A new uranium mine near Wiluna in WA would create 225 jobs, according to Canadian miner Cameco.
The Australian arm of Cameco released their Public Environmental Review (PER) yesterday, claiming there would be a focus on local employment if the Yeelirrie uranium mine is allowed to go ahead.
Development of the West Australian mine, 70km south of Wiluna, would also create 1200 construction jobs for the build of processing plant and associated infrastructure.
The resulting open cut mine would measure 9km long by 1.5 km wide, although excavation would only go to 10m deep.
The uranium ore is contained in calcrete which occurs below the water table, meaning the first eight mining blocks (of 15) will require dewatering a year ahead of the mining face.
Cameco bought Yeelirrie from BHP in 2012 for an investment of $US452 million (at average exchange $AUD436 million), and has since been reviewing over 10,000 historical and recent drill holes by BHP and the former project owner Western Mining Corporation, which made the discovery in 1972.
With an expected mine life of 22 years, mining will have to start two years before milling can commence.
Plans for rehabilitation include progressive backfilling of the pit, with tailings to be stored in two ponds throughout the life of the mine, so that no open void remains at the time of site closure.

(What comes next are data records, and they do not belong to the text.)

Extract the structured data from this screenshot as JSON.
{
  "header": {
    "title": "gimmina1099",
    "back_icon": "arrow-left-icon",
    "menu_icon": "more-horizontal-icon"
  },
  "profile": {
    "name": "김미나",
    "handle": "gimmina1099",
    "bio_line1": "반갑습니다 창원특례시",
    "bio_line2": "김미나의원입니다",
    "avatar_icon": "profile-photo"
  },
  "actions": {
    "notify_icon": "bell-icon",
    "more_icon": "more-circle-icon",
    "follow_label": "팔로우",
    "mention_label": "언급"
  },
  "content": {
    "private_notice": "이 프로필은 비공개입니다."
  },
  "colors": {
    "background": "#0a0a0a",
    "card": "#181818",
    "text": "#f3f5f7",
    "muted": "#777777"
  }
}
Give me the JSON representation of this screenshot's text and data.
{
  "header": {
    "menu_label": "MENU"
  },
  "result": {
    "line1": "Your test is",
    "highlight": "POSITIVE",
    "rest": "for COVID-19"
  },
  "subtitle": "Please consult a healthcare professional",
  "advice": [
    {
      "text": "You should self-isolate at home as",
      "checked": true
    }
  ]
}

Mining of the ore will occur for 16 years, while the final four years of mine life have been set aside for decommissioning and rehabilitation.
Public consultation for the PER will be open until December 2015.